Five years later, Alina's dream became reality. Very soon, the town of Ramnicu Valcea will be opening the Psychosomatic Multifunctional Center, aimed specifically at special needs children. There they will enjoy services such as psychological, emotional, and physical recover, which our guest hopes will restore balance and tranquility for the families:
“This center wants to offer support for parents and their children with disabilities in our county, which supposes first of all a correct evaluation of children, counseling for parents, workshops with families with both regular and special needs children. We have kinetotherapy, speech therapy, and 3C therapy. This kind of therapy focuses on concentration, awareness, and coordination. A child enrolled in this program becomes autonomous physically and mentally, becomes better coordinated and focused, better adapted to their environment. This makes their recovery much better.”
According to Alina Dina-Tanasie, in the entire region of Oltenia, in the 2019-2020 school year, almost 7,700 special needs children and almost 1,500 children with disabilities were enrolled. The number dropped by over 4% as compared to the previous year, because of complications with integration in the educational system, she said. The pandemic years have made the situation worse. She wants the treatment center to be able to easier accommodate the special children in schools and communities as a whole. Here she is telling us about it:
“We welcome with open arms children with any kind of disabilities, physical or psychological, such as children relegated to a wheelchair, or children with autism, Down syndrome, or delayed mental development. We also have speech therapy services, which we also offer to regular children with speech difficulties, who are welcome to join the special needs kids.”
We asked Alina what parents can expect from the center:
“There is no shame in calling for help, to say that you cannot cope. A parent of a child with disabilities has a very hard time. First of all, it is the initial shock in itself. After denial comes a kind of depression, then indignation, such as the question 'Why is this happening to me? What did we do to deserve this?'. Then, little by little, when we start to ask questions, answers emerge, and, if we pay attention, people come around to help us. This is the first step, in fact, this is the way to do better for ourselves and to accept the child. And, very importantly, it is the way to accept ourselves as parents of disabled children.”
Alina is not the only one in making reality of her dream to help special needs children. In her town of Ramnicu Valcea she has one of 20 community foundations in the country. The actions of these foundations, born out of the generosity and will of people to change their communities, bring to life projects in education, health, culture, and the environment.

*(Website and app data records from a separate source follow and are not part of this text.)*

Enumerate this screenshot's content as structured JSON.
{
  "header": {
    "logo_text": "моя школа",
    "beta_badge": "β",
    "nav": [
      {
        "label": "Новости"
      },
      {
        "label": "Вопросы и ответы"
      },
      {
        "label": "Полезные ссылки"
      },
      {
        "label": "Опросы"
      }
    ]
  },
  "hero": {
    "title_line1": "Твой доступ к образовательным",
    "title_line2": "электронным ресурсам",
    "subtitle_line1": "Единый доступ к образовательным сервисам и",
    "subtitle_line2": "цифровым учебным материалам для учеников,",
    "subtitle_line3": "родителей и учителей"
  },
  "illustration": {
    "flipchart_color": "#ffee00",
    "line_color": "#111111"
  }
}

The foundations understand better the local needs and opportunities, and they aim to create bridges between donors and causes, between needs and solutions. This was the case when Alina Dina-Tanasie wanted to set up her multifunctional center:

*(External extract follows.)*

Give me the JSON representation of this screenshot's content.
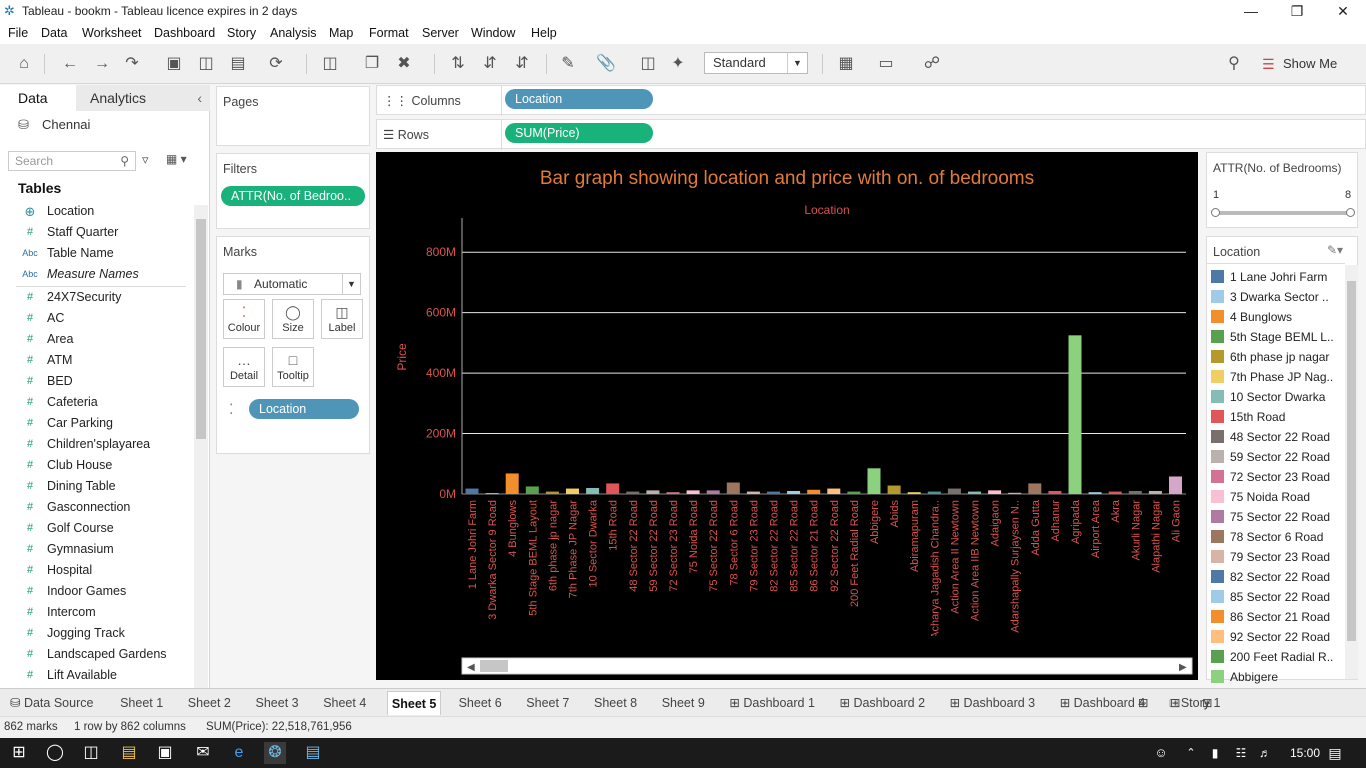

“The foundation helped us a lot at first. They were a sort of guardian angel for us, they supported us a lot initially, and they believed in our project. The Valcea Community Foundation are our brothers, and with their help we reached out to an association which believes in us, and supported us, and due to their help we are here, doing all the work and running our projects as well as we do.”
Since the time in 2008 when the first community foundations were set up in Romania, dozens of millions of lei were directed towards thousands of projects for the betterment of local communities. The multifunctional center in Ramnicu Valcea for special needs children is just one of these many projects.